= MATERIAL PROVIDED =
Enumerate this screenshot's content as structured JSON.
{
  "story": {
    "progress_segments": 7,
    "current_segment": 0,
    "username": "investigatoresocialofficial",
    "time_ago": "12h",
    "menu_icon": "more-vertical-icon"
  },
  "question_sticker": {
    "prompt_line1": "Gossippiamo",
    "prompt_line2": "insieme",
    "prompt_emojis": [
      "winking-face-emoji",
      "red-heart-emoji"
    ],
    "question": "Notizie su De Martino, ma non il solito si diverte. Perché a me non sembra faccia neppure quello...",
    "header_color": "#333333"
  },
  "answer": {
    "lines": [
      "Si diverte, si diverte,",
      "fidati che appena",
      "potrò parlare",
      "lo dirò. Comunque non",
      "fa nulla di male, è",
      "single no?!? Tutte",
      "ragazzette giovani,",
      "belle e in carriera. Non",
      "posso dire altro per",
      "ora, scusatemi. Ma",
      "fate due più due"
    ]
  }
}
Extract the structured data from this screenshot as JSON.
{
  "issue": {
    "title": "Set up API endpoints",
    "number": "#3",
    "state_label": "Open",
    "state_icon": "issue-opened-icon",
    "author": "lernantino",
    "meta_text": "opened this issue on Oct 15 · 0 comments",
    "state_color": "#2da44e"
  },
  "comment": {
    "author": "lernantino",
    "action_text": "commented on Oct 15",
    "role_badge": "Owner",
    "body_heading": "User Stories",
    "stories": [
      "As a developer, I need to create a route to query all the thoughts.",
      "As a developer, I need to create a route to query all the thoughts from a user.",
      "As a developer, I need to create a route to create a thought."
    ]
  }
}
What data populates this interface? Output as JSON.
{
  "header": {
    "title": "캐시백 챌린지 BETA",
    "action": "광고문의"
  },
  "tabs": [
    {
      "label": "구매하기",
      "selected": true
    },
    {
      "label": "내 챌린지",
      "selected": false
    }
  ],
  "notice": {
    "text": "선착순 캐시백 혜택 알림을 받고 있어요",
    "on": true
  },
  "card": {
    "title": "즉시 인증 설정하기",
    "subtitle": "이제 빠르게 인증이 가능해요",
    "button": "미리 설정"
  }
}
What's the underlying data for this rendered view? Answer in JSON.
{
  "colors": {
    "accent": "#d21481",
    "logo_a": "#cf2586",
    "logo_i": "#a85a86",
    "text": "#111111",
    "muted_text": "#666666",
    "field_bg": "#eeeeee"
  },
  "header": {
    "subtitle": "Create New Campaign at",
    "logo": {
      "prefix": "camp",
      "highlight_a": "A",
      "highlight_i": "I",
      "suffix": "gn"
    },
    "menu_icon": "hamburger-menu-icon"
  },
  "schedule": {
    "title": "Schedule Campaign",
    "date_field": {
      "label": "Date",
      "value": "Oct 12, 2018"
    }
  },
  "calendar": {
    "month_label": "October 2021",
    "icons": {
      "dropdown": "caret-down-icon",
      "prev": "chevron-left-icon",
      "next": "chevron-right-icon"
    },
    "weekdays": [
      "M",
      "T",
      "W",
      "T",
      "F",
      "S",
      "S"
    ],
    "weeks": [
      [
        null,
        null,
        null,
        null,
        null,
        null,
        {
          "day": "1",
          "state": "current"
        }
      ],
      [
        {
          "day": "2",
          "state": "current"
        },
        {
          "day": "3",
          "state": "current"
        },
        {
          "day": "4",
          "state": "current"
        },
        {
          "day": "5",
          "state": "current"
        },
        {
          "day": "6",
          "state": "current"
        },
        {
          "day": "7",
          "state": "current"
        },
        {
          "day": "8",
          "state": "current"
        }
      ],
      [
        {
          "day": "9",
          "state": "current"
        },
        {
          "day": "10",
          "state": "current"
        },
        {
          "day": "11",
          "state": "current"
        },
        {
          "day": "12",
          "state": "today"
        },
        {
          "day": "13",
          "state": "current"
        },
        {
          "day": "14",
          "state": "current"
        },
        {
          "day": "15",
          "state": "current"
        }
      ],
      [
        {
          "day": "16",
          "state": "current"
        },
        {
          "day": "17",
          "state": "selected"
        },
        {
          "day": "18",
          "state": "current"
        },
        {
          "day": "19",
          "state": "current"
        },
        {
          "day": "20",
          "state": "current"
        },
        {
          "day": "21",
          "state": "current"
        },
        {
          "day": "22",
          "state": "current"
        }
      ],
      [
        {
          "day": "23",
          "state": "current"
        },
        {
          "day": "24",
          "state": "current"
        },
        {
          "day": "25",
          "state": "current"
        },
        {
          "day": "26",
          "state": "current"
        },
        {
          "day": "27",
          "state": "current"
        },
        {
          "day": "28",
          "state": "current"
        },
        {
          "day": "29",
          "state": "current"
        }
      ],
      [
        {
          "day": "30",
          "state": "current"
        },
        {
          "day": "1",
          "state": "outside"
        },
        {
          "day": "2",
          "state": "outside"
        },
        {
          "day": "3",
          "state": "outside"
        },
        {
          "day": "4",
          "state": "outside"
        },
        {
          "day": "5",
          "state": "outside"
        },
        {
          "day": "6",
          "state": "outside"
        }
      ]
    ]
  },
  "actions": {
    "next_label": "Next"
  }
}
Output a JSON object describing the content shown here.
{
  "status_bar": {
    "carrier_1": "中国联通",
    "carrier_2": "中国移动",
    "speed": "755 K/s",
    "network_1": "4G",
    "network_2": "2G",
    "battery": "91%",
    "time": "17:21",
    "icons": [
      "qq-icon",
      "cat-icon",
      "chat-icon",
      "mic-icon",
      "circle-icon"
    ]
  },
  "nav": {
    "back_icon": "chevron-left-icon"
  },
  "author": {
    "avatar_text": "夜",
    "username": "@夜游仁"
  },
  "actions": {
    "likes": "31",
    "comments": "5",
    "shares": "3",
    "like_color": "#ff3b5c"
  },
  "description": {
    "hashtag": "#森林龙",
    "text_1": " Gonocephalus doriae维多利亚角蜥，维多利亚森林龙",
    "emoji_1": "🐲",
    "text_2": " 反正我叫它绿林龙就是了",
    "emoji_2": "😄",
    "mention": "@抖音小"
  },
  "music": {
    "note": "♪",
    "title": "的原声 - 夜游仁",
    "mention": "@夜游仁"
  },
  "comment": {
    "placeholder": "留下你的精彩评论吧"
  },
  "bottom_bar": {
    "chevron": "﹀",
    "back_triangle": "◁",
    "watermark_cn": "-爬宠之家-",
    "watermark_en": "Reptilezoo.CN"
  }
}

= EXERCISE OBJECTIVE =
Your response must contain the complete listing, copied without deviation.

= RESPONSE TO THIS EXERCISE =
Enumerate this screenshot's content as structured JSON.
{
  "story": {
    "progress_segments": 7,
    "current_segment": 0,
    "username": "investigatoresocialofficial",
    "time_ago": "12h",
    "menu_icon": "more-vertical-icon"
  },
  "question_sticker": {
    "prompt_line1": "Gossippiamo",
    "prompt_line2": "insieme",
    "prompt_emojis": [
      "winking-face-emoji",
      "red-heart-emoji"
    ],
    "question": "Notizie su De Martino, ma non il solito si diverte. Perché a me non sembra faccia neppure quello...",
    "header_color": "#333333"
  },
  "answer": {
    "lines": [
      "Si diverte, si diverte,",
      "fidati che appena",
      "potrò parlare",
      "lo dirò. Comunque non",
      "fa nulla di male, è",
      "single no?!? Tutte",
      "ragazzette giovani,",
      "belle e in carriera. Non",
      "posso dire altro per",
      "ora, scusatemi. Ma",
      "fate due più due"
    ]
  }
}
Extract the structured data from this screenshot as JSON.
{
  "issue": {
    "title": "Set up API endpoints",
    "number": "#3",
    "state_label": "Open",
    "state_icon": "issue-opened-icon",
    "author": "lernantino",
    "meta_text": "opened this issue on Oct 15 · 0 comments",
    "state_color": "#2da44e"
  },
  "comment": {
    "author": "lernantino",
    "action_text": "commented on Oct 15",
    "role_badge": "Owner",
    "body_heading": "User Stories",
    "stories": [
      "As a developer, I need to create a route to query all the thoughts.",
      "As a developer, I need to create a route to query all the thoughts from a user.",
      "As a developer, I need to create a route to create a thought."
    ]
  }
}
What data populates this interface? Output as JSON.
{
  "header": {
    "title": "캐시백 챌린지 BETA",
    "action": "광고문의"
  },
  "tabs": [
    {
      "label": "구매하기",
      "selected": true
    },
    {
      "label": "내 챌린지",
      "selected": false
    }
  ],
  "notice": {
    "text": "선착순 캐시백 혜택 알림을 받고 있어요",
    "on": true
  },
  "card": {
    "title": "즉시 인증 설정하기",
    "subtitle": "이제 빠르게 인증이 가능해요",
    "button": "미리 설정"
  }
}
What's the underlying data for this rendered view? Answer in JSON.
{
  "colors": {
    "accent": "#d21481",
    "logo_a": "#cf2586",
    "logo_i": "#a85a86",
    "text": "#111111",
    "muted_text": "#666666",
    "field_bg": "#eeeeee"
  },
  "header": {
    "subtitle": "Create New Campaign at",
    "logo": {
      "prefix": "camp",
      "highlight_a": "A",
      "highlight_i": "I",
      "suffix": "gn"
    },
    "menu_icon": "hamburger-menu-icon"
  },
  "schedule": {
    "title": "Schedule Campaign",
    "date_field": {
      "label": "Date",
      "value": "Oct 12, 2018"
    }
  },
  "calendar": {
    "month_label": "October 2021",
    "icons": {
      "dropdown": "caret-down-icon",
      "prev": "chevron-left-icon",
      "next": "chevron-right-icon"
    },
    "weekdays": [
      "M",
      "T",
      "W",
      "T",
      "F",
      "S",
      "S"
    ],
    "weeks": [
      [
        null,
        null,
        null,
        null,
        null,
        null,
        {
          "day": "1",
          "state": "current"
        }
      ],
      [
        {
          "day": "2",
          "state": "current"
        },
        {
          "day": "3",
          "state": "current"
        },
        {
          "day": "4",
          "state": "current"
        },
        {
          "day": "5",
          "state": "current"
        },
        {
          "day": "6",
          "state": "current"
        },
        {
          "day": "7",
          "state": "current"
        },
        {
          "day": "8",
          "state": "current"
        }
      ],
      [
        {
          "day": "9",
          "state": "current"
        },
        {
          "day": "10",
          "state": "current"
        },
        {
          "day": "11",
          "state": "current"
        },
        {
          "day": "12",
          "state": "today"
        },
        {
          "day": "13",
          "state": "current"
        },
        {
          "day": "14",
          "state": "current"
        },
        {
          "day": "15",
          "state": "current"
        }
      ],
      [
        {
          "day": "16",
          "state": "current"
        },
        {
          "day": "17",
          "state": "selected"
        },
        {
          "day": "18",
          "state": "current"
        },
        {
          "day": "19",
          "state": "current"
        },
        {
          "day": "20",
          "state": "current"
        },
        {
          "day": "21",
          "state": "current"
        },
        {
          "day": "22",
          "state": "current"
        }
      ],
      [
        {
          "day": "23",
          "state": "current"
        },
        {
          "day": "24",
          "state": "current"
        },
        {
          "day": "25",
          "state": "current"
        },
        {
          "day": "26",
          "state": "current"
        },
        {
          "day": "27",
          "state": "current"
        },
        {
          "day": "28",
          "state": "current"
        },
        {
          "day": "29",
          "state": "current"
        }
      ],
      [
        {
          "day": "30",
          "state": "current"
        },
        {
          "day": "1",
          "state": "outside"
        },
        {
          "day": "2",
          "state": "outside"
        },
        {
          "day": "3",
          "state": "outside"
        },
        {
          "day": "4",
          "state": "outside"
        },
        {
          "day": "5",
          "state": "outside"
        },
        {
          "day": "6",
          "state": "outside"
        }
      ]
    ]
  },
  "actions": {
    "next_label": "Next"
  }
}
Output a JSON object describing the content shown here.
{
  "status_bar": {
    "carrier_1": "中国联通",
    "carrier_2": "中国移动",
    "speed": "755 K/s",
    "network_1": "4G",
    "network_2": "2G",
    "battery": "91%",
    "time": "17:21",
    "icons": [
      "qq-icon",
      "cat-icon",
      "chat-icon",
      "mic-icon",
      "circle-icon"
    ]
  },
  "nav": {
    "back_icon": "chevron-left-icon"
  },
  "author": {
    "avatar_text": "夜",
    "username": "@夜游仁"
  },
  "actions": {
    "likes": "31",
    "comments": "5",
    "shares": "3",
    "like_color": "#ff3b5c"
  },
  "description": {
    "hashtag": "#森林龙",
    "text_1": " Gonocephalus doriae维多利亚角蜥，维多利亚森林龙",
    "emoji_1": "🐲",
    "text_2": " 反正我叫它绿林龙就是了",
    "emoji_2": "😄",
    "mention": "@抖音小"
  },
  "music": {
    "note": "♪",
    "title": "的原声 - 夜游仁",
    "mention": "@夜游仁"
  },
  "comment": {
    "placeholder": "留下你的精彩评论吧"
  },
  "bottom_bar": {
    "chevron": "﹀",
    "back_triangle": "◁",
    "watermark_cn": "-爬宠之家-",
    "watermark_en": "Reptilezoo.CN"
  }
}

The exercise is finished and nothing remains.